* For the first time since he was a young boy, Dan wished he had a box to stand on. Instead, he had to tilt his head all the way back to get a good look at Joe who towered over him.
* Joe raised and lowered the bedroom mirror. He’d long since gotten used to the idea that no mirror would give him a full view of how he looked. If he put the mirror super high on the wall, he couldn’t see his feet and if he put it low he couldn’t see his face.
Each of these scenarios allow us to envision just how tall Joe is, but does so without being specific numbers. Also, and perhaps even more importantly, writing the descriptions this way also provide a key insight into the thoughts and feeling of your characters.
(For more on this topic see D Is for Descriptors)
Your Assignment: Go over your story and see how you describe your characters. Is there a way to make the descriptions more colorful? Will rephrasing a scene or two with descriptions allow your reader to get to know more about how the character is feeling or thinking?
Things have been quite busy here recently, so the A, B, C Guide to Characterization will be back soon. In the meantime, here’s some news that will be of use to writers and editors. (And you’re seeing this mostly because the computer just ate two blog posts, including a much wittier version of what you will read below.)
Both the Chicago Manual of Style and the Associated Press Stylebook will issue new editions later this year. These are THE manuals for writing, word usage, grammar rulings and more in the writing/publishing world. They dictate everything from how and when to italicize to when to add a hyphen in a word that starts with the letter “e” as in email, but e-commerce.
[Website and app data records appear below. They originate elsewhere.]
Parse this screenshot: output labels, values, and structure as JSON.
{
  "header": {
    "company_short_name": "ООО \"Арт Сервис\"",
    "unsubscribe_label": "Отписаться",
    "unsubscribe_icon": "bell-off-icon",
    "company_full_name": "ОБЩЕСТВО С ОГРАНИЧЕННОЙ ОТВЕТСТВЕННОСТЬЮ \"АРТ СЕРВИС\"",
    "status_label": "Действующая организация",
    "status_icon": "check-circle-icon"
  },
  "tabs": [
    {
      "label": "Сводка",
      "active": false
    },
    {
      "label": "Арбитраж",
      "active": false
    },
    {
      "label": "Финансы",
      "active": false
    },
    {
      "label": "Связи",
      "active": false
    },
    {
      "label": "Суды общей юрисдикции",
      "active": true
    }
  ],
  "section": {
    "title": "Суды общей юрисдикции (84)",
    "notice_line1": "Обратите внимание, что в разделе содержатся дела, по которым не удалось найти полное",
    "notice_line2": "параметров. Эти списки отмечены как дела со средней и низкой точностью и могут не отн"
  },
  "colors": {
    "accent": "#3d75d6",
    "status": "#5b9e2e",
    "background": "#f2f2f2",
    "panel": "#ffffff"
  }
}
For writers, editors and those who make their living around the English language these changes can sometimes make like easier. Take, for instance, when the word style gurus (whoever they may be) decided that the singular “they” would be OK to use. This made copy much cleaner, if a little less precise.
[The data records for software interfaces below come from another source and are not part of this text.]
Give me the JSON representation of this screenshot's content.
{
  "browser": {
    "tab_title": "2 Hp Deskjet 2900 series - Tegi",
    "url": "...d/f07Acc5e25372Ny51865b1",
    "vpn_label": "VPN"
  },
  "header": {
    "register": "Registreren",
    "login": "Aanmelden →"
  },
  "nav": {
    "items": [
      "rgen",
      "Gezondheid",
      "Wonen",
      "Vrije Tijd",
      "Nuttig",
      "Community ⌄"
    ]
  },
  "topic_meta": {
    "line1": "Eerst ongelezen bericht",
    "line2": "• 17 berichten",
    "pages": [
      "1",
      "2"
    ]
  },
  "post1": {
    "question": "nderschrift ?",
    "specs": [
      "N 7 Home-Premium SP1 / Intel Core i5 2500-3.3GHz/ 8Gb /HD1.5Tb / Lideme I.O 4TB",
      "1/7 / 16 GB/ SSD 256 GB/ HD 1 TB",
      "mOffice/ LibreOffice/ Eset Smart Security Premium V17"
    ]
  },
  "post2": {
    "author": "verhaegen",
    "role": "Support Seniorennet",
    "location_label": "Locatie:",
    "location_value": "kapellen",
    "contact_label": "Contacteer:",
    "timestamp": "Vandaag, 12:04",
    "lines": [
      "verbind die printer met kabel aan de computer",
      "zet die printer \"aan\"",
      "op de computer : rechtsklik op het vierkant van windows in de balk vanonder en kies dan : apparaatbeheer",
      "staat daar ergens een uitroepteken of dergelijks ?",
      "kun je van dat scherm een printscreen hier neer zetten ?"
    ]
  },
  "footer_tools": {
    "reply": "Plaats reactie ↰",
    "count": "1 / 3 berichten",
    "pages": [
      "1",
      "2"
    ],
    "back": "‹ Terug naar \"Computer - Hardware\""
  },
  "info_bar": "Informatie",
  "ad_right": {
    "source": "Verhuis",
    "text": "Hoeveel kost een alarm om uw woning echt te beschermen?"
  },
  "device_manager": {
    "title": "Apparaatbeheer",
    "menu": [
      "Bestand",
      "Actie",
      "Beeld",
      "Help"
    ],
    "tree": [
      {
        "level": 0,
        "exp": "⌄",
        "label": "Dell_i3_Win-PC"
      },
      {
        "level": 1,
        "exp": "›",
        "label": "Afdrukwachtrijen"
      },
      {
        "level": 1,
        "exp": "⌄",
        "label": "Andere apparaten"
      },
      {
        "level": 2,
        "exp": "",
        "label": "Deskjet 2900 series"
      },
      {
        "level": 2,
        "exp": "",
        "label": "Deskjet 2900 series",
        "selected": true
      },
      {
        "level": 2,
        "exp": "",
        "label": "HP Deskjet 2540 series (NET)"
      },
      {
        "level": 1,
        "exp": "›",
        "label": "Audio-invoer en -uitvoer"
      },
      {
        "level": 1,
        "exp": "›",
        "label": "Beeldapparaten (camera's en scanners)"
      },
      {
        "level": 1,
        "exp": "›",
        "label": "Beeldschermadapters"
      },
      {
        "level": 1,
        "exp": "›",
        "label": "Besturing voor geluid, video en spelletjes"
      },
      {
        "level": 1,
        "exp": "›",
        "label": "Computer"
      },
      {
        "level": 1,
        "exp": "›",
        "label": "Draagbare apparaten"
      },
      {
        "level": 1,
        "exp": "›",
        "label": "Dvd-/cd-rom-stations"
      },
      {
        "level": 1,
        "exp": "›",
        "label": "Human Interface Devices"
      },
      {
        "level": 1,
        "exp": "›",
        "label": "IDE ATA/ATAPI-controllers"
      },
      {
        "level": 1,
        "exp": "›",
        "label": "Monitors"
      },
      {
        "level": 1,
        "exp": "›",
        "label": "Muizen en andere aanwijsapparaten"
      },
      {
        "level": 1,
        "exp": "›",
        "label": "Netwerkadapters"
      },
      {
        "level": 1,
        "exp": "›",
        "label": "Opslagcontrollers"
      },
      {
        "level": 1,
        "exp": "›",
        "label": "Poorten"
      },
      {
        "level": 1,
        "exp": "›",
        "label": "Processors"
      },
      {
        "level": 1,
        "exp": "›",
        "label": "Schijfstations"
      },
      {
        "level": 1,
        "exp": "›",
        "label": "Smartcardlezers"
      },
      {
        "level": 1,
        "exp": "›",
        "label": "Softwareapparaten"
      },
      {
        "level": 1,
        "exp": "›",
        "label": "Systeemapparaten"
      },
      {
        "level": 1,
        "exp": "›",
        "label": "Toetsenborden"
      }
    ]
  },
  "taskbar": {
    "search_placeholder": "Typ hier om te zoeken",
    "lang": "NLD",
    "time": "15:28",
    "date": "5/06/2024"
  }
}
If either Jack or Jane wants to go they can.
Nice, neat and simple, right? But consider how it would have been written before the use of the singular they:
If either Jack or Jane wants to go he or she can.
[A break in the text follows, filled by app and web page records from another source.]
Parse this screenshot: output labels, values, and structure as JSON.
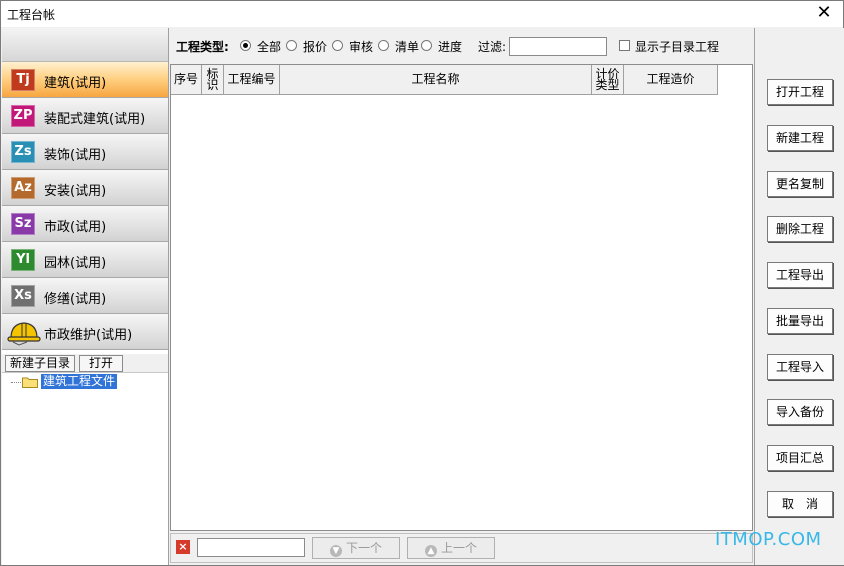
{
  "window": {
    "title": "工程台帐",
    "close_glyph": "✕"
  },
  "sidebar": {
    "categories": [
      {
        "badge": "Tj",
        "label": "建筑(试用)",
        "color": "#c03a1e"
      },
      {
        "badge": "ZP",
        "label": "装配式建筑(试用)",
        "color": "#c2187a"
      },
      {
        "badge": "Zs",
        "label": "装饰(试用)",
        "color": "#2a8fb5"
      },
      {
        "badge": "Az",
        "label": "安装(试用)",
        "color": "#b36a2c"
      },
      {
        "badge": "Sz",
        "label": "市政(试用)",
        "color": "#8a3aa8"
      },
      {
        "badge": "Yl",
        "label": "园林(试用)",
        "color": "#2e8a2e"
      },
      {
        "badge": "Xs",
        "label": "修缮(试用)",
        "color": "#707070"
      },
      {
        "badge": "",
        "label": "市政维护(试用)",
        "icon": "hardhat-icon"
      }
    ],
    "tree_tools": {
      "new_subdir": "新建子目录",
      "open": "打开"
    },
    "tree": {
      "root_label": "建筑工程文件"
    }
  },
  "filter": {
    "type_label": "工程类型:",
    "options": [
      "全部",
      "报价",
      "审核",
      "清单",
      "进度"
    ],
    "selected": "全部",
    "filter_label": "过滤:",
    "filter_value": "",
    "show_subdir_label": "显示子目录工程",
    "show_subdir_checked": false
  },
  "grid": {
    "columns": [
      "序号",
      "标识",
      "工程编号",
      "工程名称",
      "计价类型",
      "工程造价"
    ],
    "rows": []
  },
  "bottom": {
    "search_value": "",
    "next_label": "下一个",
    "prev_label": "上一个"
  },
  "actions": [
    "打开工程",
    "新建工程",
    "更名复制",
    "删除工程",
    "工程导出",
    "批量导出",
    "工程导入",
    "导入备份",
    "项目汇总",
    "取　消"
  ],
  "watermark": "ITMOP.COM"
}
This is more clunky and takes up more space on a page, though it is a bit more precise.
The Chicago Manual of Style 17th Edition is expected out this fall and will include many changes that will trickle down to the books you write and read, and the copy you write.
The AP Stylebook (officially The Associated Press Stylebook and Briefing on Media Law) is the the guide for reporters and the media. It will release the 2017 edition in mid-June and is expected to contain more than 200 new entries.
It’s always fun to see the things that change from one style guide to the next, which new words are included and what spelling has been changed. I remember how excited I’d get when I was working at a newspaper full time and the new style guides would arrive. I would take a few moments to peruse the new edition (a more thorough read came later) and share my excitement about the changes with my colleagues. (Truth be told, only one editor shared my enthusiasm and, hopefully, she knows who she is.)
I may not call out across the office to share the latest style changes anymore, but I’m still excited to see how language continues to evolve and how the word style gurus try to make our writing clearer.
So I’m wondering, if you could change any one thing in the word/grammar rule universe what would it be?
Writer, Editor and Author of the Achdus Club novels for girls.